Key takeaways from the 2017 edition of the Global Mobile Trends report include:

Connecting the next billion users: Five billion people are now connected to mobile networks, representing two-thirds of the world’s population. However, growth is slowing; it took four years to move from 4 billion to 5 billion subscribers, and connecting the next billion will take longer still. Meanwhile, smartphone and mobile broadband growth is driving mobile internet usage and engagement, and new form factors are emerging beyond the smartphone.

Rapid 4G growth: Industry hype around 5G overlooks the fact that 4G still has plenty of headroom for future growth. 4G is forecast to account for two-thirds of global mobile connections by 2025 (up from around a quarter today), driven by increasing 4G adoption over this period in major emerging markets such as Brazil, India and Indonesia.

The pathway to 5G: Early 5G deployments will likely target high-bandwidth applications as an extension to 4G, notably 8K ultra-HD video and VR/AR apps, although the US will focus initially on using 5G as a last-mile technology for home broadband. South Korea and Japan are likely to be among the first 5G markets, showcasing the technology at the Olympics in 2018 and 2020, respectively. However, on a global basis, it’s expected that 5G networks will be rolled out at a slower rate than 4G, and adoption is therefore also likely to be slower.

Transforming the network: A paradigm shift in network architecture is required to support the shift to 5G and internet of things, requiring the creation of decentralized networks that combine a number of network technologies (e.g. small cells, LPWA), using software-controlled network functions, and running over both licensed and unlicensed spectrum. Edge computing and network slicing will be needed to support major 5G applications.

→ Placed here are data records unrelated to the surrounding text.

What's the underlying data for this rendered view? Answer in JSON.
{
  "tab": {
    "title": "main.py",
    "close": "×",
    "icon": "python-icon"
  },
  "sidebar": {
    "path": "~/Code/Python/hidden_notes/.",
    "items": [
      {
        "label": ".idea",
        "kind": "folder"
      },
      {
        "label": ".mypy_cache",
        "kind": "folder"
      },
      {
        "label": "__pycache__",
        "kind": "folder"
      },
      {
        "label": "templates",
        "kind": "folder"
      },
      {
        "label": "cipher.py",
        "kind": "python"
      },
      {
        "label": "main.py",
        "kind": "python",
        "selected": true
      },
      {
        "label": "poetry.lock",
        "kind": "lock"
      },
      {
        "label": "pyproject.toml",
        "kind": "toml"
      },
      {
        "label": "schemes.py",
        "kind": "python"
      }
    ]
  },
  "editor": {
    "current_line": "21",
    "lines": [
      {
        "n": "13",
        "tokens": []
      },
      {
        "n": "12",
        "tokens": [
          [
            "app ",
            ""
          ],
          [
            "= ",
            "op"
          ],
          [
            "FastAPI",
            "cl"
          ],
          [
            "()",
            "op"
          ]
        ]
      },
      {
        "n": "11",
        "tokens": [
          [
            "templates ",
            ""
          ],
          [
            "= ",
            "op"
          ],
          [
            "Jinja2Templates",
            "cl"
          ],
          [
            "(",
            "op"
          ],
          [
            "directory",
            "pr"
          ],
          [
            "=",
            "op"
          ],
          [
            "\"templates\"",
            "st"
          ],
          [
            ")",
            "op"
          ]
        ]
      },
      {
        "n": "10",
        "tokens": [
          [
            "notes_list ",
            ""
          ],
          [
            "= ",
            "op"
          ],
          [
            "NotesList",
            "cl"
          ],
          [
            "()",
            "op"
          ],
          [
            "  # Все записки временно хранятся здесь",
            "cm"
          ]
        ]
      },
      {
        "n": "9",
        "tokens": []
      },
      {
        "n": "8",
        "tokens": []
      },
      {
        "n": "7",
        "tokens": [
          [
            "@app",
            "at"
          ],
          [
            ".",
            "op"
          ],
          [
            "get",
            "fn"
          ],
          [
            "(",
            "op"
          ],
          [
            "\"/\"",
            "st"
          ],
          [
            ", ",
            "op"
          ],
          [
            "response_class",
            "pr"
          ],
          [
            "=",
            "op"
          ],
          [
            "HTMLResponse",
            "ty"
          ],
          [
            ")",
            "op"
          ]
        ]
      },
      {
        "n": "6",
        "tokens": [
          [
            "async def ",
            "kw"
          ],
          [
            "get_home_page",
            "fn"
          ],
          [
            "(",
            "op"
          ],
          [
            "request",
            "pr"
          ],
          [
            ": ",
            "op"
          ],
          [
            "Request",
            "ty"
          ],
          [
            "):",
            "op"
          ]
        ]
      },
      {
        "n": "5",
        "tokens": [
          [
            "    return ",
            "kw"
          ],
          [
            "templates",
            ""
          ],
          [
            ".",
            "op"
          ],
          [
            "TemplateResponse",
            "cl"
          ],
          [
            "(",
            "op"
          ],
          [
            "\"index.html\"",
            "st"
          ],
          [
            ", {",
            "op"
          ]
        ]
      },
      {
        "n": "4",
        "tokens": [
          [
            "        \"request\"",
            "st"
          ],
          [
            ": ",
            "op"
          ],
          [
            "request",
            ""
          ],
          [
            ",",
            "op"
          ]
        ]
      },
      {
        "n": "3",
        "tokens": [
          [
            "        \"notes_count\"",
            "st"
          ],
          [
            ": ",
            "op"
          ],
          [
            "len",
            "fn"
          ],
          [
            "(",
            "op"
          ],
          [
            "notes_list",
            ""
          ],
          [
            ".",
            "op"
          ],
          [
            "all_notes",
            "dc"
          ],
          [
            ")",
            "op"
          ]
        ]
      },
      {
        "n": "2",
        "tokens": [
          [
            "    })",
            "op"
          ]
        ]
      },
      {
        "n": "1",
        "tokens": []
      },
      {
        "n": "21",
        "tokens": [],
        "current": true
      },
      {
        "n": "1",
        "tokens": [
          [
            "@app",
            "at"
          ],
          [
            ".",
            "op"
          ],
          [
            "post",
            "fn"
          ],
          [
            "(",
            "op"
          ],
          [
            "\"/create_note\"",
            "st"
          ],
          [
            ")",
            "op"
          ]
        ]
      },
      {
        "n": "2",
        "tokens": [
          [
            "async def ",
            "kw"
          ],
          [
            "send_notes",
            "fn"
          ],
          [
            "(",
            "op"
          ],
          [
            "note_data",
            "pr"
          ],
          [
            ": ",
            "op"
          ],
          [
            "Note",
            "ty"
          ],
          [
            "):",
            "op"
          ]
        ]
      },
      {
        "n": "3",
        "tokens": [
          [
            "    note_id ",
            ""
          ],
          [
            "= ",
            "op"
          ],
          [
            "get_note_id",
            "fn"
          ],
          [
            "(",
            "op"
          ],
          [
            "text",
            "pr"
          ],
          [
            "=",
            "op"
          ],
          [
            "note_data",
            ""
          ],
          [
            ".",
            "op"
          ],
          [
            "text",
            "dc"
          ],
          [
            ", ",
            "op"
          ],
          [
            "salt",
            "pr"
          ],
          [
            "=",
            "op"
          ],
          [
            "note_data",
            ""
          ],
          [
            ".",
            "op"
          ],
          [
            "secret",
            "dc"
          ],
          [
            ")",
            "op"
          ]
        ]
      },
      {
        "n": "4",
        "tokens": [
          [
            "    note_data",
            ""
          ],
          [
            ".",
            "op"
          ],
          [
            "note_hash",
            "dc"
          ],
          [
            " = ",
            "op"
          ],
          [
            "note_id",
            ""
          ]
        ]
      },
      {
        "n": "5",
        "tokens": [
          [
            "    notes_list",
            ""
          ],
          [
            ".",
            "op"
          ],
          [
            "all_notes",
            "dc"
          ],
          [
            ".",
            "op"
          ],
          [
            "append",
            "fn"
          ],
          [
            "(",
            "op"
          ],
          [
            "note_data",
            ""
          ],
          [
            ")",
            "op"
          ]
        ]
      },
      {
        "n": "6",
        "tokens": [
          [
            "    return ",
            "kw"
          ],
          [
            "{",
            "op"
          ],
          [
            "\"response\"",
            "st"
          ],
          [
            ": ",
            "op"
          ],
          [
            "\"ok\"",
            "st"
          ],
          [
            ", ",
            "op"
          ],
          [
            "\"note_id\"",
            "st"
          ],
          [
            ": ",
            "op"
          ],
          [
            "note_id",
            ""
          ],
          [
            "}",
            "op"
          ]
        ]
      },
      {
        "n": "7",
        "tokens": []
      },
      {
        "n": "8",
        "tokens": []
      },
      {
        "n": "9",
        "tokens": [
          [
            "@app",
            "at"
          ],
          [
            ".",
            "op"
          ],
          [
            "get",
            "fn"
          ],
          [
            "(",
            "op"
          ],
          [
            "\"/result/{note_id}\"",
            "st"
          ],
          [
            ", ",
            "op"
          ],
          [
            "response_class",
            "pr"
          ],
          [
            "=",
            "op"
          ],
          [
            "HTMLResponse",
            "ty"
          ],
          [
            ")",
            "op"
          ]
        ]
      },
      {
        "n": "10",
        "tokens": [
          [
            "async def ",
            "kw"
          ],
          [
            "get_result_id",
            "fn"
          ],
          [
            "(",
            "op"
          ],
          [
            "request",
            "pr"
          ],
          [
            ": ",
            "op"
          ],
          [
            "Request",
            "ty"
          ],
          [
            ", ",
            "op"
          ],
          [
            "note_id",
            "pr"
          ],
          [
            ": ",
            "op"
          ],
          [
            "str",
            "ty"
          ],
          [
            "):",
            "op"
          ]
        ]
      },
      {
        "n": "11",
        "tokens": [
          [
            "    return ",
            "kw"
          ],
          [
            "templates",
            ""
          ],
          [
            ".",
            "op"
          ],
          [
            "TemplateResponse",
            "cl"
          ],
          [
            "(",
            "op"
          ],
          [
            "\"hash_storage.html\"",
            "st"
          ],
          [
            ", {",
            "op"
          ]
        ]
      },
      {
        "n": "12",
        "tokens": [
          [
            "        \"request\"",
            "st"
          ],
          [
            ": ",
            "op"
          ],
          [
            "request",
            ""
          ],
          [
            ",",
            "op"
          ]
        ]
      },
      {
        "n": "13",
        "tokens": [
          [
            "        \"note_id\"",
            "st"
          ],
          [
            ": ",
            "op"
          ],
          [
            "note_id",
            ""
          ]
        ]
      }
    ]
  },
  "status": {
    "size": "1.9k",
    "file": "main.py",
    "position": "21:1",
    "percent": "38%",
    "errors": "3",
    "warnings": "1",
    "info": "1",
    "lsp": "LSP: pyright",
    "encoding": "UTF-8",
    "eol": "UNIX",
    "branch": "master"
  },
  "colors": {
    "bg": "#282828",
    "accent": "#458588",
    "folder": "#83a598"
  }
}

Telecoms and media converging: Convergence is now occurring at an industry level, as evidenced by the recent mergers and acquisitions boom that is creating telco-media conglomerates. These newly formed organizations seek to combine content offerings with core network services; examples include Verizon/AOL/Yahoo and the proposed tie-up between AT&T and Time Warner. However, investors have yet to price in a growth premium for converged telco-media plays, which continue to be valued significantly below major tech players. The quintet of Apple, Amazon, Facebook, Google and Netflix have collectively grown enterprise value 3.5x since 2010, with large telecoms operators remaining relatively flat over this period.

How the Report Was Researched

The report is based on data from GSMA Intelligence, the research arm of the GSMA, and selected third-party sources. The information is grouped into several chapters: consumer usage trends; subscriber and mobile internet growth in emerging markets; networks; financial performance (including revenue, EBITDA margin and capex trends); competitive landscape and cross-sector competition analysis; and statistics and commentaries on every regional mobile market worldwide.

“Our latest Global Mobile Trends report provides a comprehensive view of the opportunities and challenges facing the mobile industry as we move into a new era of ubiquitous connectivity,” said GSMA Chief Strategy Officer LaxmiAkkaraju. “Today’s report maps out how future networks and operator business models are evolving within a rapidly shifting industry landscape.”

To view the entire 2017 GSMA Global Mobile Trends report, go here.

Chris Preimesberger

Chris Preimesberger

Chris Preimesberger is Editor of Features & Analysis at eWEEK, responsible in large part for the publication's coverage areas. In his 12 years and more than 3,900 stories at eWEEK, he has...